The Book of Red

Relationships, discovery and the chance encounter in Hanoi

Let me set this up.

We are in Hanoi. It is approaching evening. A streetside table, with red carnations and a small book on a round table. It’s the Book of Red. I’m about to share it with someone in my online community, S P A C E, and I don’t know who else will appear, from out of the internet. After all, I have sent invitations to people I do not really know, and invited the internet at large, in a way, through the posting of the event on Eventbrite, a ticketing place for me to share about what Im doing and wonder if someone new will walk into our semi-public space to explore and experience what it is I like to do in these miniature conversation parties, which are more like salons, than ‘meet ups.’ In a short while I will see TN, and it will go from there, into long conversations that meander, go deep, and even take walks around lakes that are not far. This is the thing, about these kinds of moments. They go where they go, as and how and without agenda. I’m keen to catch up with her, and we’ve both committed time and shown up, to make space.

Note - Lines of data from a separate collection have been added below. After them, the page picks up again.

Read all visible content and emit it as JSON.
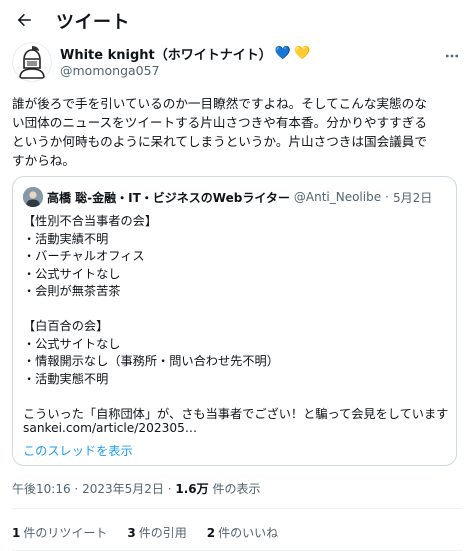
{
  "header": {
    "title": "ツイート",
    "back_icon": "arrow-left-icon"
  },
  "author": {
    "name": "White knight（ホワイトナイト）",
    "hearts": [
      "💙",
      "💛"
    ],
    "heart_colors": [
      "#3b94d9",
      "#f5c33b"
    ],
    "handle": "@momonga057"
  },
  "tweet": {
    "lines": [
      "誰が後ろで手を引いているのか一目瞭然ですよね。そしてこんな実態のな",
      "い団体のニュースをツイートする片山さつきや有本香。分かりやすすぎる",
      "というか何時ものように呆れてしまうというか。片山さつきは国会議員で",
      "すからね。"
    ]
  },
  "quote": {
    "name": "高橋 聡-金融・IT・ビジネスのWebライター",
    "handle": "@Anti_Neolibe",
    "separator": "·",
    "date": "5月2日",
    "lines": [
      "【性別不合当事者の会】",
      "・活動実績不明",
      "・バーチャルオフィス",
      "・公式サイトなし",
      "・会則が無茶苦茶",
      "",
      "【白百合の会】",
      "・公式サイトなし",
      "・情報開示なし（事務所・問い合わせ先不明）",
      "・活動実態不明",
      "",
      "こういった「自称団体」が、さも当事者でござい！と騙って会見をしています"
    ],
    "link": "sankei.com/article/202305…",
    "show_thread": "このスレッドを表示"
  },
  "meta": {
    "time": "午後10:16",
    "dot1": "·",
    "date": "2023年5月2日",
    "dot2": "·",
    "views_num": "1.6万",
    "views_label": "件の表示"
  },
  "stats": [
    {
      "num": "1",
      "label": "件のリツイート"
    },
    {
      "num": "3",
      "label": "件の引用"
    },
    {
      "num": "2",
      "label": "件のいいね"
    }
  ]
}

These small-scale ‘installations’ are more like art shows, for me, than ‘events,’ even though I put them on Eventbrite. Why? Because it gets us all there, in real life, and talking, and talking about things that mean something, and not just the smalltalk bollix that superficial gatherings these days have felt like for me, when the internet invitations come through. I stopped going out and meeting people because it was so dull. But then I started making up my own small-scale events, designed to optimize for the chance encounters and whatever magic we might make if we just show up, together, and juxtapose ourselves into the short-term ‘box’ of time and place. It’s not like usual things.

‘You should film this! You should record this! You should show people what it’s like!’ says an online marketing friend, SJ, whom I will meet in Hanoi but in another instance, at yet another event.

‘What are they like?’


‘Wow. I have to google that… [Time]… That’s a good word!’


‘Well, these things are what they are because they are intimate and not recorded. They are about us, being here. They are not to be shared in any other way because that would mess up the space. Change it. Being observed, that changes you. Know what I mean?’




S P A C E | Hanoi, ‘Nostalgia Ca Phe’